ALL this time I thought Ozzy Osbourne was speaking in tongues. But it turns out the wobbly, incoherent figure on The Osbournes reality TV show was actually drunk and drugged during much of the filming. The former Black Sabbath frontman is looking and sounding better these days - no subtitles required. This documentary, produced by his son Jack, is close to a hagiography of the heavy-metal rocker. But there's an interesting tale in how John Michael Osbourne grew up poor in Birmingham, sharing a bedroom with five siblings, and became Ozzy. That he made it on stage and screen is a testament to talent, luck, and a willingness to drink until he dropped. Young crowds still clamour to listen to the sixtysomething rocker. Any older and he would have to shuffle on stage using a walking frame.
Shaun the Sheep, ABC3, 4.50pm
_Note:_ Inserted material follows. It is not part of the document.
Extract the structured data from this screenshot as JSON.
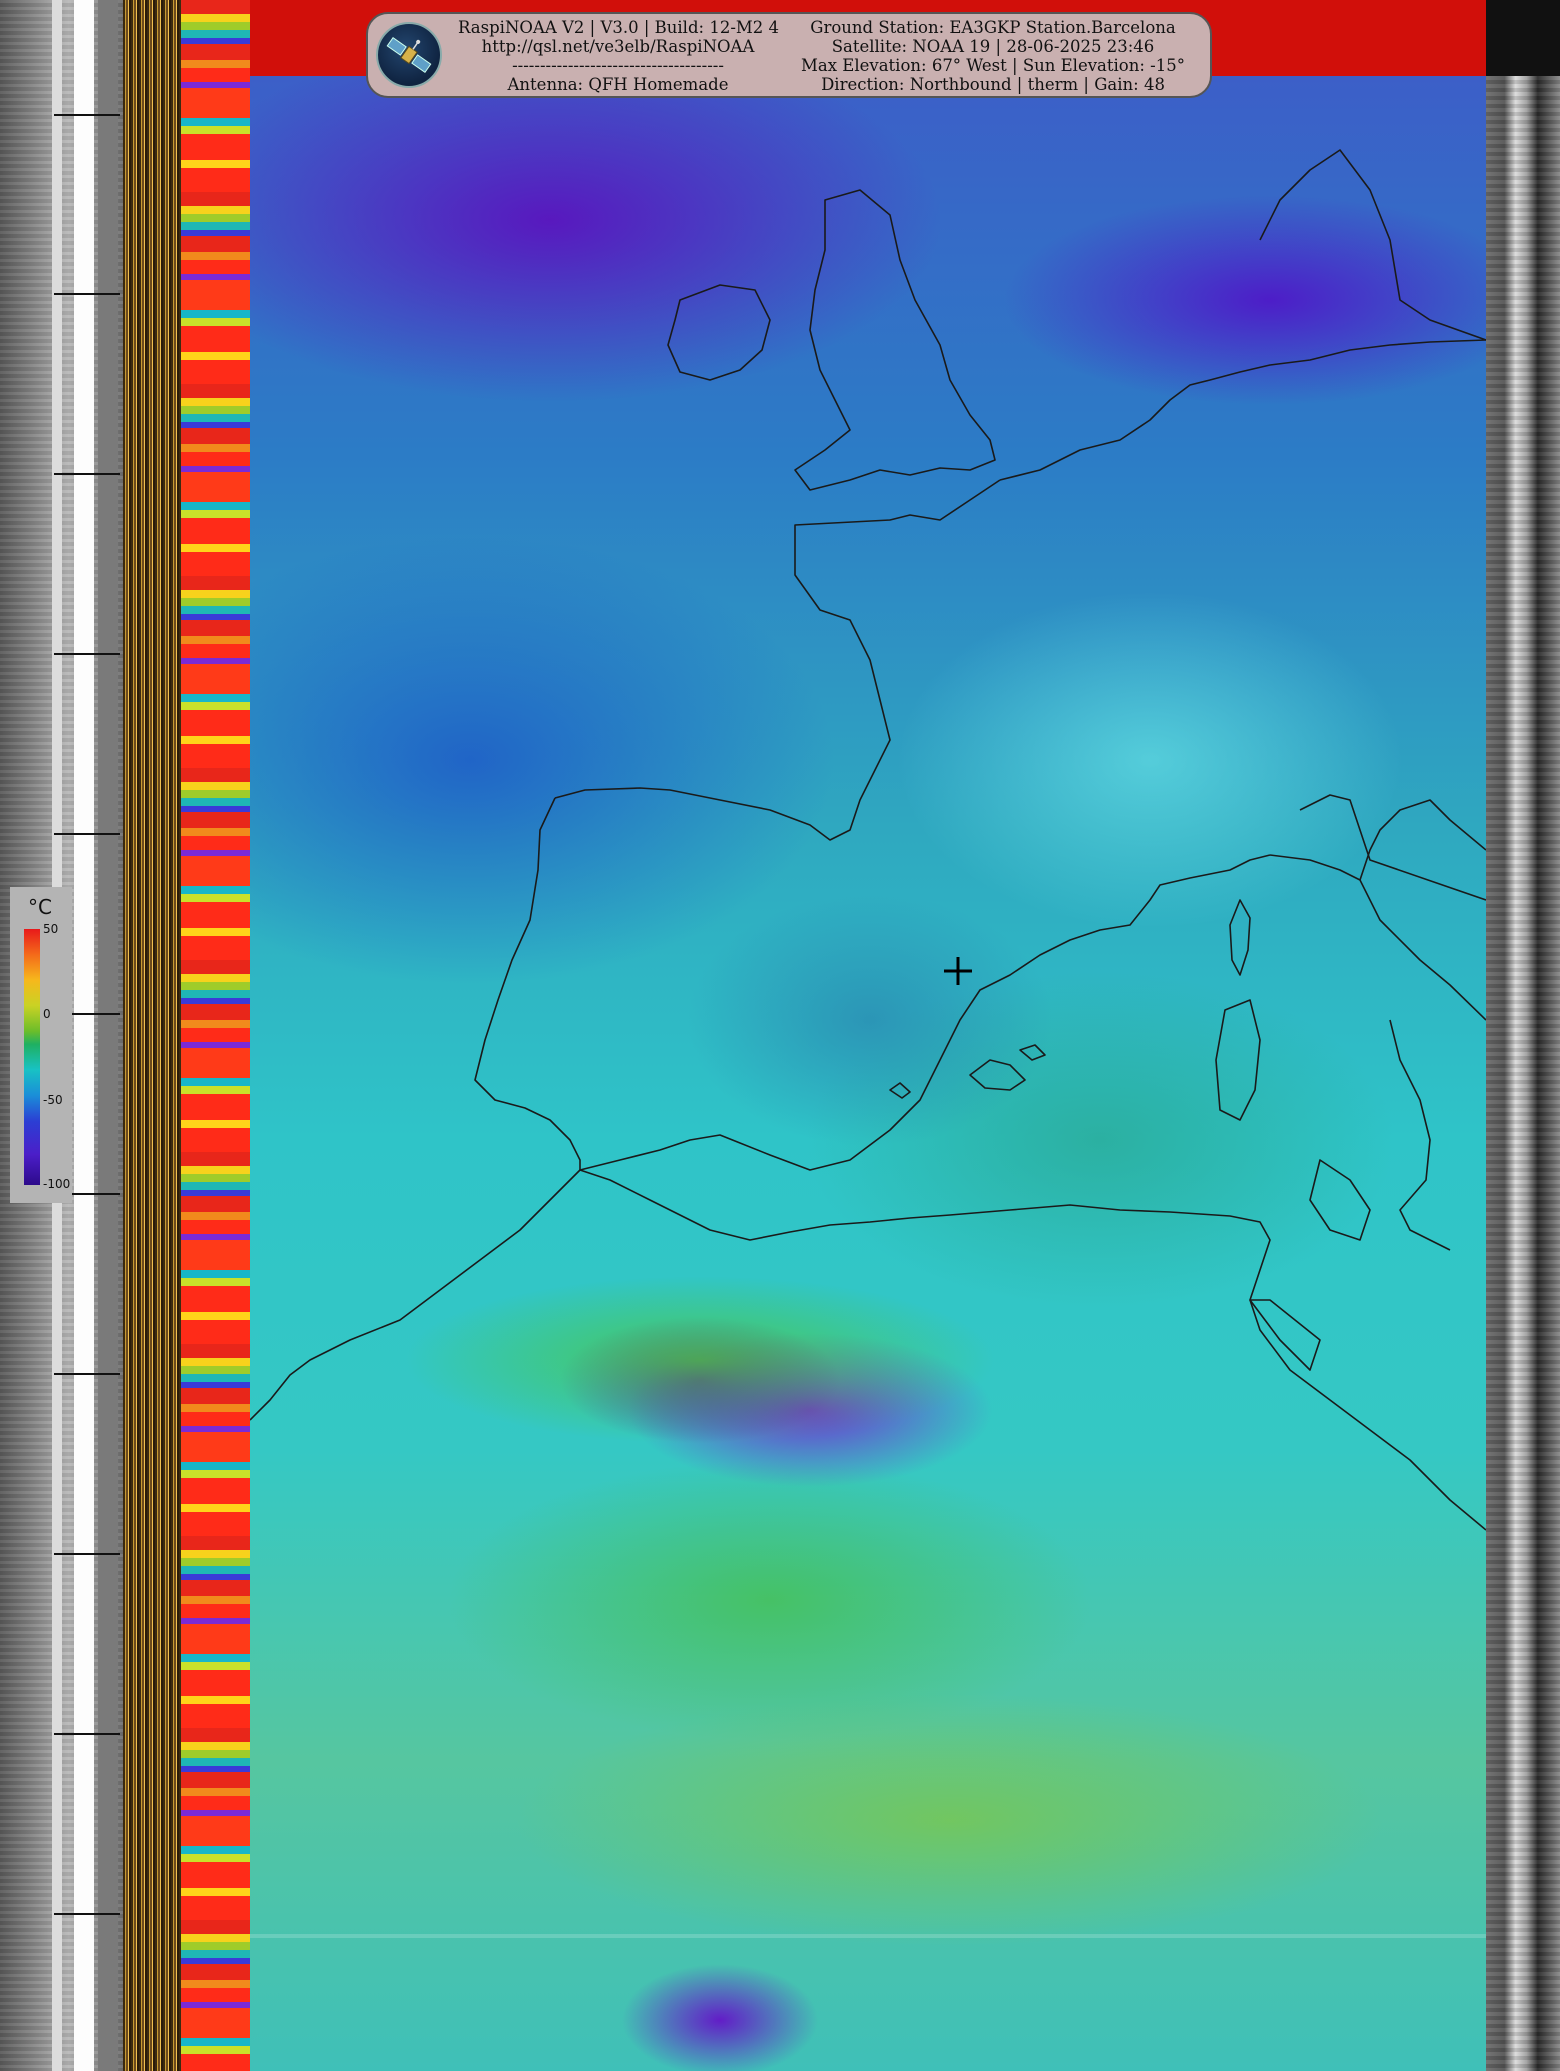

BRAVO Shaun the Sheep. For showing us that humans and farm animals can live together in some kind of freaky harmony. For showing us that sheep love sitting on the couch in front of a big-screen TV just like the rest of us. For generously giving of themselves so the farmer can wear a nice woolly jumper. For all of this I say: ''I love ewes all.'' In this sweet and silly episode, there's a traffic jam on the farm and the flock finds novel ways to cope with the mess. It's nice to watch a kids' show that has nothing to teach us, apart from the fact that some animals are more equal than others.
The Pillars of the Earth, ABC1, 8.30pm
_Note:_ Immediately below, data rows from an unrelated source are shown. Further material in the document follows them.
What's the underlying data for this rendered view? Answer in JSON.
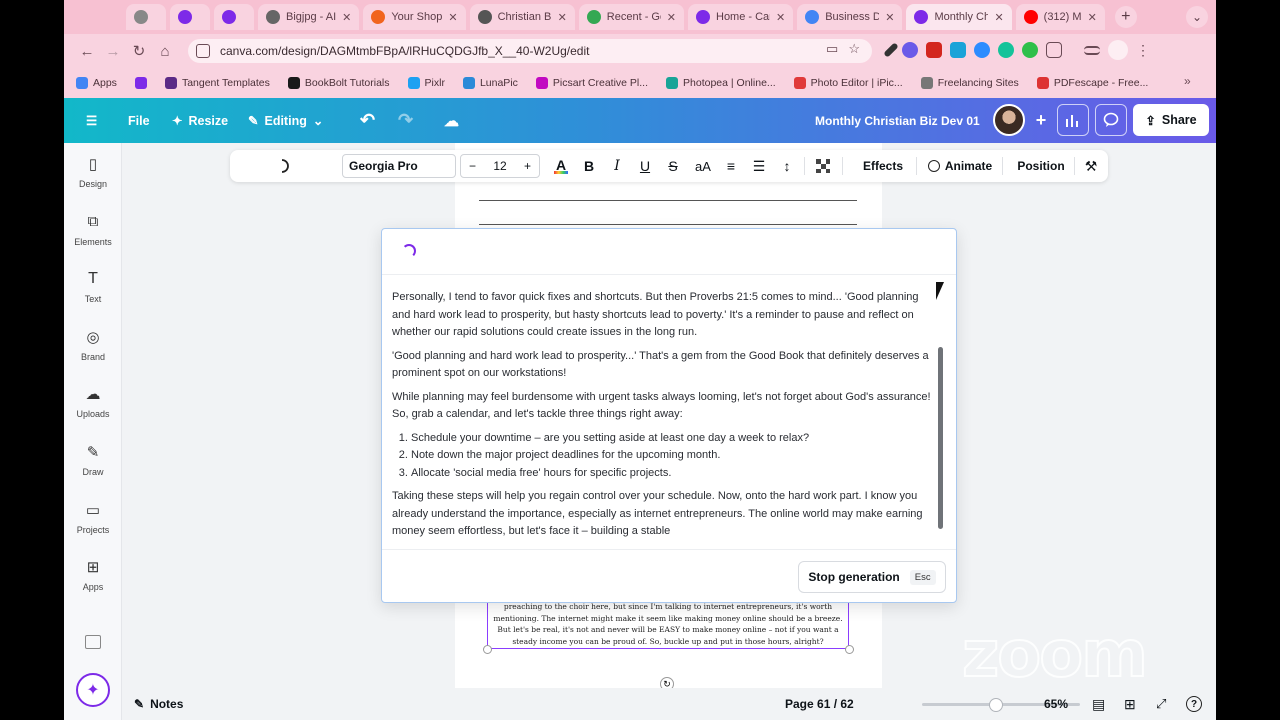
{
  "browser": {
    "tabs": [
      {
        "label": "",
        "icon": "pdf-icon",
        "color": "#888"
      },
      {
        "label": "",
        "icon": "canva-icon",
        "color": "#7d2ae8"
      },
      {
        "label": "",
        "icon": "canva-icon",
        "color": "#7d2ae8"
      },
      {
        "label": "Bigjpg - AI",
        "icon": "b-icon",
        "color": "#666"
      },
      {
        "label": "Your Shop",
        "icon": "etsy-icon",
        "color": "#f1641e"
      },
      {
        "label": "Christian Bi",
        "icon": "globe-icon",
        "color": "#555"
      },
      {
        "label": "Recent - Gc",
        "icon": "drive-icon",
        "color": "#34a853"
      },
      {
        "label": "Home - Can",
        "icon": "canva-icon",
        "color": "#7d2ae8"
      },
      {
        "label": "Business Di",
        "icon": "docs-icon",
        "color": "#4285f4"
      },
      {
        "label": "Monthly Chr",
        "icon": "canva-icon",
        "color": "#7d2ae8",
        "active": true
      },
      {
        "label": "(312) M",
        "icon": "youtube-icon",
        "color": "#ff0000"
      }
    ],
    "url": "canva.com/design/DAGMtmbFBpA/lRHuCQDGJfb_X__40-W2Ug/edit",
    "bookmarks": [
      {
        "label": "Apps",
        "color": "#4285f4"
      },
      {
        "label": "",
        "color": "#7d2ae8"
      },
      {
        "label": "Tangent Templates",
        "color": "#5b2a86"
      },
      {
        "label": "BookBolt Tutorials",
        "color": "#1a1a1a"
      },
      {
        "label": "Pixlr",
        "color": "#1da1f2"
      },
      {
        "label": "LunaPic",
        "color": "#2b8ad8"
      },
      {
        "label": "Picsart Creative Pl...",
        "color": "#c209c1"
      },
      {
        "label": "Photopea | Online...",
        "color": "#18a497"
      },
      {
        "label": "Photo Editor | iPic...",
        "color": "#e03a3a"
      },
      {
        "label": "Freelancing Sites",
        "color": "#777"
      },
      {
        "label": "PDFescape - Free...",
        "color": "#d33"
      }
    ]
  },
  "header": {
    "file": "File",
    "resize": "Resize",
    "editing": "Editing",
    "title": "Monthly Christian Biz Dev 01",
    "share": "Share"
  },
  "rail": [
    {
      "label": "Design",
      "icon": "design-icon"
    },
    {
      "label": "Elements",
      "icon": "elements-icon"
    },
    {
      "label": "Text",
      "icon": "text-icon"
    },
    {
      "label": "Brand",
      "icon": "brand-icon"
    },
    {
      "label": "Uploads",
      "icon": "uploads-icon"
    },
    {
      "label": "Draw",
      "icon": "draw-icon"
    },
    {
      "label": "Projects",
      "icon": "projects-icon"
    },
    {
      "label": "Apps",
      "icon": "apps-icon"
    }
  ],
  "toolbar": {
    "font": "Georgia Pro",
    "size": "12",
    "effects": "Effects",
    "animate": "Animate",
    "position": "Position"
  },
  "dialog": {
    "p1": "Personally, I tend to favor quick fixes and shortcuts. But then Proverbs 21:5 comes to mind... 'Good planning and hard work lead to prosperity, but hasty shortcuts lead to poverty.' It's a reminder to pause and reflect on whether our rapid solutions could create issues in the long run.",
    "p2": "'Good planning and hard work lead to prosperity...' That's a gem from the Good Book that definitely deserves a prominent spot on our workstations!",
    "p3": "While planning may feel burdensome with urgent tasks always looming, let's not forget about God's assurance! So, grab a calendar, and let's tackle three things right away:",
    "list": [
      "Schedule your downtime – are you setting aside at least one day a week to relax?",
      "Note down the major project deadlines for the upcoming month.",
      "Allocate 'social media free' hours for specific projects."
    ],
    "p4": "Taking these steps will help you regain control over your schedule. Now, onto the hard work part. I know you already understand the importance, especially as internet entrepreneurs. The online world may make earning money seem effortless, but let's face it – building a stable",
    "stop": "Stop generation",
    "esc": "Esc"
  },
  "page_text": "preaching to the choir here, but since I'm talking to internet entrepreneurs, it's worth mentioning. The internet might make it seem like making money online should be a breeze. But let's be real, it's not and never will be EASY to make money online – not if you want a steady income you can be proud of. So, buckle up and put in those hours, alright?",
  "bottom": {
    "notes": "Notes",
    "page": "Page 61 / 62",
    "zoom": "65%",
    "zoom_fraction": 0.47
  },
  "watermark": "zoom"
}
GAWD, if I see another heaving bosom or head cleaved in two by a sword I shall vomit up my mead. Herein lies another ''sweeping epic'' from times of yore, where the blood doth flow, the ladies doth bend over and the suckling pig is verily roasted.
This series was adapted from the popular Ken Follett novel about 12th-century schemers and dreamers. It is like Game of Thrones, but without the dwarfs, dragons or gratuitous lesbian sex, and thus not nearly so entertaining. This episode catapults into mediaeval cliche at times, with shots of drunken oafs, street jugglers, plotting priests and head slinging. Speaking of which, Donald Sutherland makes a brief appearance before being summarily dispatched. The director seems overwhelmed by the scale of the plot, jumping in panic from scene to scene like a knight in a swimming pool. Deadwood's Ian McShane does his best playing a man of the cloth, but is waylaid by stilted dialogue and a bad haircut. And why is every man propped up by a more powerful, machiavellian mother? Who would have thought feminism's heyday was in the Middle Ages?
Toomelah, NITV, 9.40pm
''EVERY c--- always in a hurry to go nowhere.'' That could well be the slogan for the former Aboriginal mission of Toomelah, in inland NSW. There's no joy or profit in this forsaken town. Even the local drug dealer lives in a broken-down caravan. Ivan Sen's raw drama follows the sorry story of 10-year old Daniel, who wants to be a criminal but may have too much heart for the job. Most of the actors are untrained, which works for and against this 2011 feature. Some lines are stilted and the interplay distractingly forced. The film works best when Daniel is allowed to stay silent, surrounded by the seemingly impenetrable muck and rot. Sen offers a glimpse of a happy ending, but it's a hard slog. The jittery camera and glacial pace make it a tough commitment. I wondered whether the material would have been better served by a documentary.